The Swiss foundation that holds the copyright to “The Diary of Anne Frank” is alerting publishers that her father is not only the editor but also legally the co-author of the celebrated book.

Share story

PARIS — When Otto Frank first published his daughter’s red-checked diary and notebooks, he wrote a prologue assuring readers the book mostly contained her words, written while hiding from the Nazis in a secret annex of a factory in Amsterdam.

But the Swiss foundation that holds the copyright to “The Diary of Anne Frank” is alerting publishers that her father is not only the editor but also legally the co-author of the celebrated book.

The move has a practical effect: It extends the copyright from Jan. 1, when it is set to expire in most of Europe, to the end of 2050. Copyrights in Europe generally end 70 years after an author’s death. Anne Frank died 70 years ago at Bergen-Belsen, a concentration camp, and Otto Frank died in 1980. Extending the copyright would block others from being able to publish the book without paying royalties or receiving permission.

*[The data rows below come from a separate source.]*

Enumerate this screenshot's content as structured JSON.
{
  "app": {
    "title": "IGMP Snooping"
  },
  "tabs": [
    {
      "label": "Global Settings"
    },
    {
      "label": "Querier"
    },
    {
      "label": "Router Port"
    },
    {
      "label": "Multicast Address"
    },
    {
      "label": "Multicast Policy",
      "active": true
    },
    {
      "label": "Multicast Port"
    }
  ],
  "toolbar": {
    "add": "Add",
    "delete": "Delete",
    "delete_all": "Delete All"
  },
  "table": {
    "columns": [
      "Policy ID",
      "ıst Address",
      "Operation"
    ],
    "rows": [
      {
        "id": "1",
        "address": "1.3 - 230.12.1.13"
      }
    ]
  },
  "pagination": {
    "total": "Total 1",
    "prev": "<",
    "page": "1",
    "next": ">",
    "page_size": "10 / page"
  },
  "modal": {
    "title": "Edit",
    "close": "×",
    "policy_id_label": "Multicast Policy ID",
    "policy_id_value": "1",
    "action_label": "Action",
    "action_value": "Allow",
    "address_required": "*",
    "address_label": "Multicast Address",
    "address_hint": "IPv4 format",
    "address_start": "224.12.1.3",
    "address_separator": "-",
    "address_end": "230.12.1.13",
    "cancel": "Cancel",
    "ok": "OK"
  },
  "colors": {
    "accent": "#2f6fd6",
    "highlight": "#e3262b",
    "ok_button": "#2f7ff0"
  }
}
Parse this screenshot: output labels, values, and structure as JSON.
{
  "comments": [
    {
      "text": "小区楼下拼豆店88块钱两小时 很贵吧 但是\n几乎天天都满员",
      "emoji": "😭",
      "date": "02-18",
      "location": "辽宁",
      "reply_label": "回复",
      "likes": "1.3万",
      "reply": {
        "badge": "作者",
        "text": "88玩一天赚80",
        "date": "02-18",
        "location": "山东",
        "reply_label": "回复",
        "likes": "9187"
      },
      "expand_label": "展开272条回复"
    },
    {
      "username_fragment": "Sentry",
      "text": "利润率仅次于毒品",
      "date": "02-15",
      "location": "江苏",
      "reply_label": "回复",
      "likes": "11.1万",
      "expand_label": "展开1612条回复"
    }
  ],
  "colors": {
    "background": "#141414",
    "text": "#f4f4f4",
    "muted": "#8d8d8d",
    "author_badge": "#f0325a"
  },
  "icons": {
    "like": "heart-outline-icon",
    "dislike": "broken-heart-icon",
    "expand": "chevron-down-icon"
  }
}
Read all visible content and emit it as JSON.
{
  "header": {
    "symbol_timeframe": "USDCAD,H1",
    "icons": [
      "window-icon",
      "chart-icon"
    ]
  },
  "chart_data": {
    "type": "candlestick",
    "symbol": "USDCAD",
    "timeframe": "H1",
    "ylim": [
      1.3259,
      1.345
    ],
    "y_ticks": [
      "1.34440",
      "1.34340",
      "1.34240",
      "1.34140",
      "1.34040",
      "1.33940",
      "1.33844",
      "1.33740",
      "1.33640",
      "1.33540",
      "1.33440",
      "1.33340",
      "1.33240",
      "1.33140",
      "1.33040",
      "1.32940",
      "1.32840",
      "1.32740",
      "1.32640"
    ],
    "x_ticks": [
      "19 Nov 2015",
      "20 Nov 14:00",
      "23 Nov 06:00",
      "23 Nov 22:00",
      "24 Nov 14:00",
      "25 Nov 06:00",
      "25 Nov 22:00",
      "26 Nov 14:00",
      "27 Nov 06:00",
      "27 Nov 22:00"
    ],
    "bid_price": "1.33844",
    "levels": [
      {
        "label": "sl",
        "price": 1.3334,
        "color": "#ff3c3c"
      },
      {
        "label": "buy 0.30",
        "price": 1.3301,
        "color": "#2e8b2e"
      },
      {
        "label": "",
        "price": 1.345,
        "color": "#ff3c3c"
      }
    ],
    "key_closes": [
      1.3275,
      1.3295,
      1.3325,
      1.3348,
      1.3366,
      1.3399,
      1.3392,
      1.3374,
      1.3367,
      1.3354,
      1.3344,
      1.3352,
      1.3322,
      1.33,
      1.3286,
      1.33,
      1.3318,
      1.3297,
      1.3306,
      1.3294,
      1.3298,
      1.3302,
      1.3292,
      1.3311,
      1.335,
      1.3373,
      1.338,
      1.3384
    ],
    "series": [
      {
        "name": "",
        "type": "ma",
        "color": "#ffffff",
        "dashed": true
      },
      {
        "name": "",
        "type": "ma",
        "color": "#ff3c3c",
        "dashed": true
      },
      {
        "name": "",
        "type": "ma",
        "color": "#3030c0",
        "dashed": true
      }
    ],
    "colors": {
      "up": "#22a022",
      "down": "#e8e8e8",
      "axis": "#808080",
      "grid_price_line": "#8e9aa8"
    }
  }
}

In the United States, the diary’s copyright will still end in 2047, 95 years after the first publication of the book in 1952.

While the foundation, the Anne Frank Fonds, in Basel, signaled its intentions a year ago, warnings about the change have provoked a furor as the deadline approaches. Some people opposed to the move have said they would defy the foundation and publish portions of her text.

Foundation officials “should think very carefully about the consequences,” said Agnès Tricoire, a lawyer in Paris who specializes in intellectual property rights in France, where critics have been the most vociferous and are organizing a challenge. “If you follow their arguments, it means that they have lied for years about the fact that it was only written by Anne Frank.”

The decision has also set the foundation on a possible collision course with the Anne Frank House museum in Amsterdam, a separate entity that for years has sparred with the Anne Frank foundation over legal questions, such as ownership of archives and trademark issues.

The museum has been working for five years with historians and researchers on an elaborate Web version of the diary intended for publication once the copyright expires. The research is progressing with a historical and textual analysis of her writing, including deletions, corrections and stains.

“We haven’t decided yet when or how the results will be published,” said Maatje Mostart, a spokeswoman for the Anne Frank House. “Any publishing will always be done within the legal frameworks.” She added that neither “Otto Frank nor any other person is co-author.”

One of Anne’s own astute diary entries seemed to anticipate the disputes: “Why do grown-ups quarrel so easily?”

Anne was 15 when she died at Bergen-Belsen. She had been arrested after someone alerted authorities that the family had been hiding in the secret annex of a pectin factory on the Prinsengracht, or Prince’s Canal. Otto Frank was the family’s only survivor.

After arranging for her diary and notebooks to be published, he tried to secure Anne’s legacy. In 1960, he and the city of Amsterdam helped save the building where the family had hidden. (It became the Anne Frank House.)

Three years later, he set up the foundation in Switzerland to collect the diary’s royalties and distribute them to charities such as UNICEF, children’s education projects and a medical fund that today supports about 50 gentiles who saved Jews during the war. He left her diaries and notebooks to the Dutch state.

“Effectively, Otto split up the legacy of his daughter, which one could say has created a bit of a nice mess ever since,” said Gerben Zaagsma, a historian of modern Jewish history at the University of Goettingen in Germany who is working on a scholarly edition of the diary backed by the foundation and Germany’s culture ministry.

The foundation does not publish yearly reports about its finances. But in recent years, it said it had donated about $1.5 million annually to hundreds of charitable organizations.

“The longer they can claim copyright protection, the longer they can ask money for publication of the works,” said Stef van Gompel, a professor at the University of Amsterdam who specializes in copyright law.

Six years ago, the foundation asked legal experts in various countries for advice on its copyright, according to Yves Kugelmann, a member of the foundation’s board. They concluded, he said, that Otto Frank “created a new work” because of his role of editing and trimming entries from her diary and notebooks and reshaping them into “kind of a collage” meriting its own copyright.

Merely declaring Otto Frank the “co-author” on copyright filings extends the copyright, legal experts said, though such a stand could be tested in the courts. Readers would not see any changes in the books, foundation officials said.

The foundation’s officials said their aim is to “make sure that Anne Frank stays Anne,” Kugelmann said, by maintaining control and avoiding exploitation of the work. “When she died, she was a young girl who was not even 16. We are protecting her. That is our task.”

Critics, he said, are wrongly looking at the intended change as a financial matter.

“It is not about the money,” he said.

But van Gompel, the copyright professor, said extending the copyright runs counter to the intention of the laws. “There is a good reason that copyrights are limited, so that people can freely use” written materials, he said. “It doesn’t mean that they need to be protected for all eternity.”